(PsychoHeresy Awareness Letter, May-June 2008, Vol. 16, No. 3)

1 Charles J. Sykes. A Nation of Victims: The Decay of the American Character. New York: St. MartinÕs Press, 1992, p. 11.

Ibid., pp. 14,15.

Ibid., p. 15.

4 Rogers H. Wright and Nicholas A. Cummings, eds. The Practice of Psychology: The Battle for Professionalism. Phoenix, AZ: Zeig, Tucker & Theisen, Inc., 2001.

5 Ellen Herman. The Romance of American Psychology. Berkeley, CA: University of California Press, 1195, 1996, p. 1.


7 Harvey Mindess. Makers of Psychology: The Personal Factor. New York: Insight Books, 1988; Linda Riebel, ÒTheory as Self-Portrait and the Ideal of Objectivity,Ó Journal of Humanistic Psychology, Spring 1982.

8 Tana Dineen. Manufacturing Victims: What the Psychology Industry is Doing to People. Montreal, QB: Robert Davies Multimedia Publishing, 1996, 1998, 2000, p. 15.

Ibid., pp. 17,18.

10 Carol Tavris and Elliot Aronson. Mistakes Were Made (but not by me): Why We Justify Foolish Beliefs, Bad Decisions, and Hurtful Acts. New York: Harcourt, Inc., 2007, p. 94.

11 Sykes, op. cit., p. 34.

12 Bruce Narramore, Christianity Today, May 17, 1993, p. 26.

13 Frank Furedi. Therapy Culture: Cultivating Vulnerability in an Uncertain Age. New York: Routledge, 2004, p. 18.

14 See Martin and Deidre Bobgan. Theophostic Counseling: Divine Revelation?
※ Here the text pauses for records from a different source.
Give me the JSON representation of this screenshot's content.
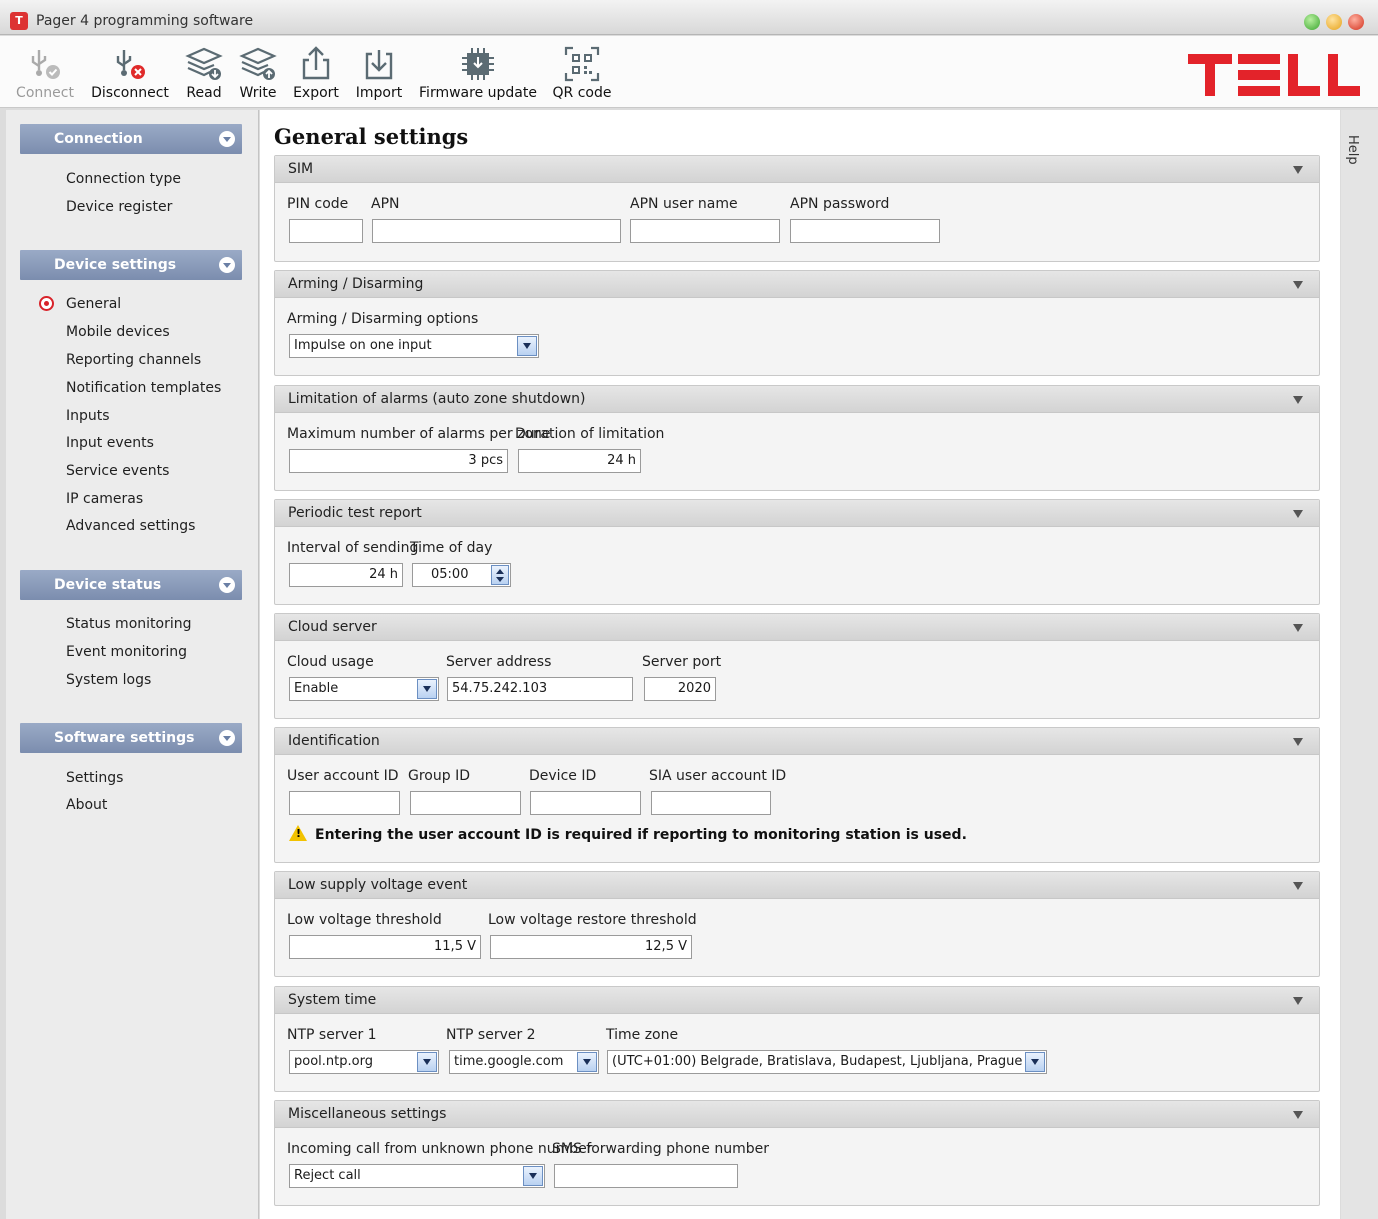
{
  "window": {
    "title": "Pager 4 programming software",
    "app_icon": "app-icon"
  },
  "toolbar": {
    "connect": "Connect",
    "disconnect": "Disconnect",
    "read": "Read",
    "write": "Write",
    "export": "Export",
    "import": "Import",
    "firmware_update": "Firmware update",
    "qr_code": "QR code"
  },
  "brand": {
    "logo_text": "TELL",
    "color": "#e3232a"
  },
  "sidebar": {
    "connection": {
      "title": "Connection",
      "items": [
        "Connection type",
        "Device register"
      ]
    },
    "device_settings": {
      "title": "Device settings",
      "items": [
        "General",
        "Mobile devices",
        "Reporting channels",
        "Notification templates",
        "Inputs",
        "Input events",
        "Service events",
        "IP cameras",
        "Advanced settings"
      ],
      "selected": "General"
    },
    "device_status": {
      "title": "Device status",
      "items": [
        "Status monitoring",
        "Event monitoring",
        "System logs"
      ]
    },
    "software_settings": {
      "title": "Software settings",
      "items": [
        "Settings",
        "About"
      ]
    }
  },
  "help_tab": "Help",
  "main": {
    "title": "General settings",
    "sim": {
      "header": "SIM",
      "pin_label": "PIN code",
      "apn_label": "APN",
      "apn_user_label": "APN user name",
      "apn_pass_label": "APN password",
      "pin": "",
      "apn": "",
      "apn_user": "",
      "apn_pass": ""
    },
    "arming": {
      "header": "Arming / Disarming",
      "options_label": "Arming / Disarming options",
      "options_value": "Impulse on one input"
    },
    "limitation": {
      "header": "Limitation of alarms (auto zone shutdown)",
      "max_label": "Maximum number of alarms per zone",
      "duration_label": "Duration of limitation",
      "max_value": "3 pcs",
      "duration_value": "24 h"
    },
    "periodic": {
      "header": "Periodic test report",
      "interval_label": "Interval of sending",
      "time_label": "Time of day",
      "interval_value": "24 h",
      "time_value": "05:00"
    },
    "cloud": {
      "header": "Cloud server",
      "usage_label": "Cloud usage",
      "address_label": "Server address",
      "port_label": "Server port",
      "usage_value": "Enable",
      "address_value": "54.75.242.103",
      "port_value": "2020"
    },
    "identification": {
      "header": "Identification",
      "user_label": "User account ID",
      "group_label": "Group ID",
      "device_label": "Device ID",
      "sia_label": "SIA user account ID",
      "warning": "Entering the user account ID is required if reporting to monitoring station is used."
    },
    "low_voltage": {
      "header": "Low supply voltage event",
      "threshold_label": "Low voltage threshold",
      "restore_label": "Low voltage restore threshold",
      "threshold_value": "11,5 V",
      "restore_value": "12,5 V"
    },
    "system_time": {
      "header": "System time",
      "ntp1_label": "NTP server 1",
      "ntp2_label": "NTP server 2",
      "tz_label": "Time zone",
      "ntp1_value": "pool.ntp.org",
      "ntp2_value": "time.google.com",
      "tz_value": "(UTC+01:00) Belgrade, Bratislava, Budapest, Ljubljana, Prague"
    },
    "misc": {
      "header": "Miscellaneous settings",
      "incoming_label": "Incoming call from unknown phone number",
      "sms_label": "SMS forwarding phone number",
      "incoming_value": "Reject call",
      "sms_value": ""
    }
  }
}
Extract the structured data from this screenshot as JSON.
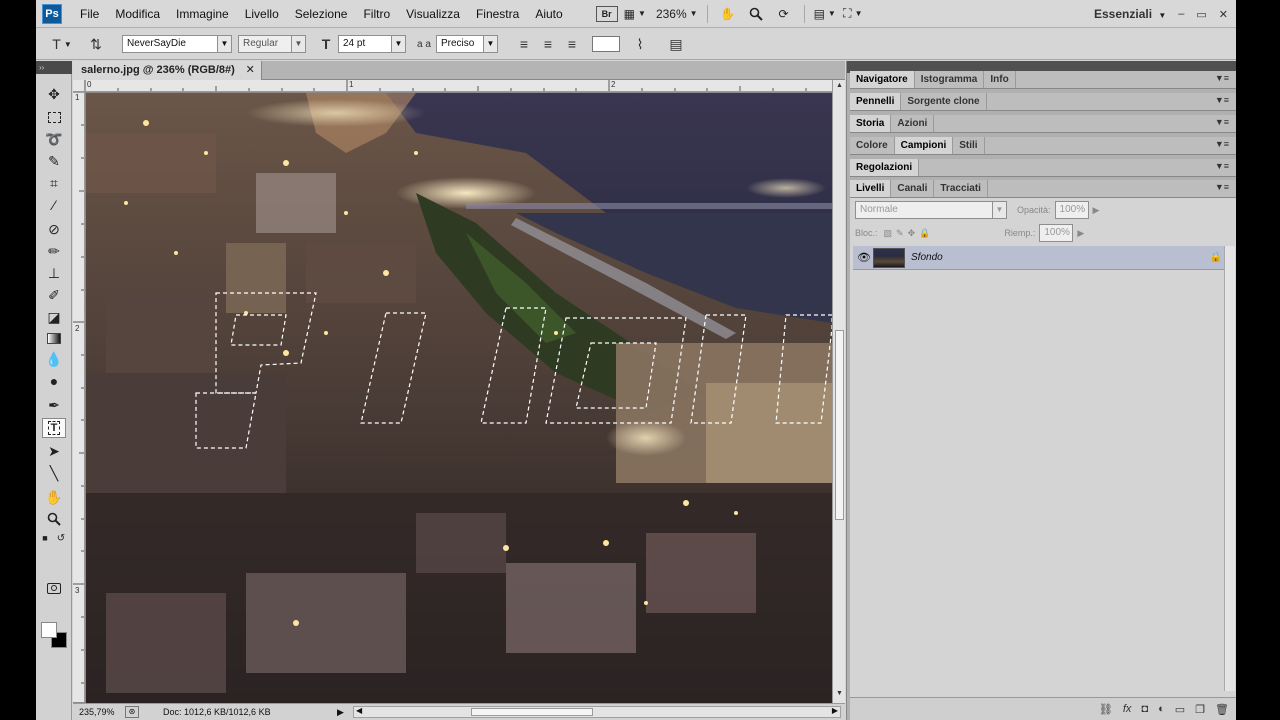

Or PsychoHeresy? Santa Barbara, CA: EastGate Publishers, 1999.

15 Thomas Szasz. The Myth of Psychotherapy. Garden City: Anchor/Doubleday Press, 1978, p. 28.